90Independent Contractor Proper Classification Act of 2007 Highlights- Establishes right of workers to challenge their classification without fear of employer retaliation- Businesses must notify independent contractors of their federal tax obligations and right to seek classification determination review by IRS- Eliminates Safe Harbor provision in the tax law that excuses misclassification by permitting long standing practice of a significant segment of the industry to be used as basis for employer’s own classification decision
91NJ Construction Industry Independent Contractor Act Legislative FindingsEmployers in the construction industry that misclassify employees as independent contractorsDeprive workers of social security and other benefitsReduce the employer’s state and federal tax withholdings and tax obligationsPlace businesses that bear higher cost for compliance at a competitive disadvantage
92NJ Construction Industry Independent Contractor Act For purposes of the:New Jersey Prevailing Wage ActUnemployment Compensation LawTemporary Disability Benefits LawNew Jersey Gross Income Tax ActNew Jersey State Wage and Hour LawServices performed in making improvements to real property by an individual for remuneration paid by another shall be deemed to be employment
93NJ Construction Industry Independent Contractor Act Services provided will be deemed to be employment unless Dept. of Labor and Workforce Development is satisfied that:1. Individual has been and will continue to be free from control or direction over the performance of that service, both under his contract and in fact; andService is either outside the usual course of business for which the service is performed, or the service is performed outside of all the places of business of the employer for which the service is performed; andIndividual is customarily engaged in an independently established trade, occupation, profession, or business
94NJ Construction Industry Independent Contractor Act Prohibits contractor from requiring individual to enter into agreement that results in misclassificationPermits workers to bring civil action for damages if the contractor had knowledge of misclassification, and permits award of attorneys’ fees and costsUnlawful to discriminate or retaliate against individual for exercising their rights under the act
95NJ Construction Industry Independent Contractor Act Commissioner of Labor and Workplace Development may order the immediate suspension of the contractor’s registration if Commissioner determines it is in the public interestDetermination of knowing violation by Commissioner or final conviction for violation permits the Commissioner to place employer on list of contractors prohibited from contracting in public works projectsCommissioner may issue stop-work orders for subsequent violationsCommissioner may assess civil penalty of $5,000 per day for violations of stop-work ordersCommissioner may assess civil penalty of $5,000 for each employee misclassified

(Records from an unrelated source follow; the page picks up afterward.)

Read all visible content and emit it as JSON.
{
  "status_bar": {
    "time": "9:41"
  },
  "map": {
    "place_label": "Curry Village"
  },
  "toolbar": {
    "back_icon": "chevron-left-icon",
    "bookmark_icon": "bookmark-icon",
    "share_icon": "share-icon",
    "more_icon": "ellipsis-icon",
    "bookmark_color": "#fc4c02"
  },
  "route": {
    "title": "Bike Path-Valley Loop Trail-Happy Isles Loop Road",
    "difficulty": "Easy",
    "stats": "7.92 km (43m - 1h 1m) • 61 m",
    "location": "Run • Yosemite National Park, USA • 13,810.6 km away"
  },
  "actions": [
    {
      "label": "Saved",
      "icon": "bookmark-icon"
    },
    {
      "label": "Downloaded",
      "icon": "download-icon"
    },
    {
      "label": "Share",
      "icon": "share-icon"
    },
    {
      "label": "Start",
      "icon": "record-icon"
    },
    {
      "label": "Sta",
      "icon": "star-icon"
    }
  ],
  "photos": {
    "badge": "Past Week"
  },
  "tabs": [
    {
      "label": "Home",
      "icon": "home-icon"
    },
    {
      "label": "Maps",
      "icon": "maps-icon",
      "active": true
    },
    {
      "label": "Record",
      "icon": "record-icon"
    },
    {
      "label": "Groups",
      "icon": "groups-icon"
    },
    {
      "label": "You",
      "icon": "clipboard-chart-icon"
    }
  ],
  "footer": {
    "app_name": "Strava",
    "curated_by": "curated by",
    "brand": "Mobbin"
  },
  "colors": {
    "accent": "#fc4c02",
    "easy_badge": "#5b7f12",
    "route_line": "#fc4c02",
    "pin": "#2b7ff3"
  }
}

96NJ Construction Industry Independent Contractor Act Commissioner may refer the matter to the Attorney GeneralCriminal PenaltiesDisorderly persons offense- Each week and each employee is a separate offenseCrime of the second, third, and fourth degrees (based on the contract amount) where misclassification is done knowingly
97Recommendations For Proper Classification Comprehensive review of current employee classification system and independent contractor relationshipsFollow and understand how new state and federal legislation will impact the company’s classification systemReview industry and position classification standards and best practice guidelinesImplement internal reviews in preparation for audits and employee litigationReview language used in written independent contractor agreementsMaintain records of hours worked, even for IC’s, to aid in potentially defending against large lawsuitsConsult counsel
98Question & Answer Session _____________________________________________________________________Thank you for coming!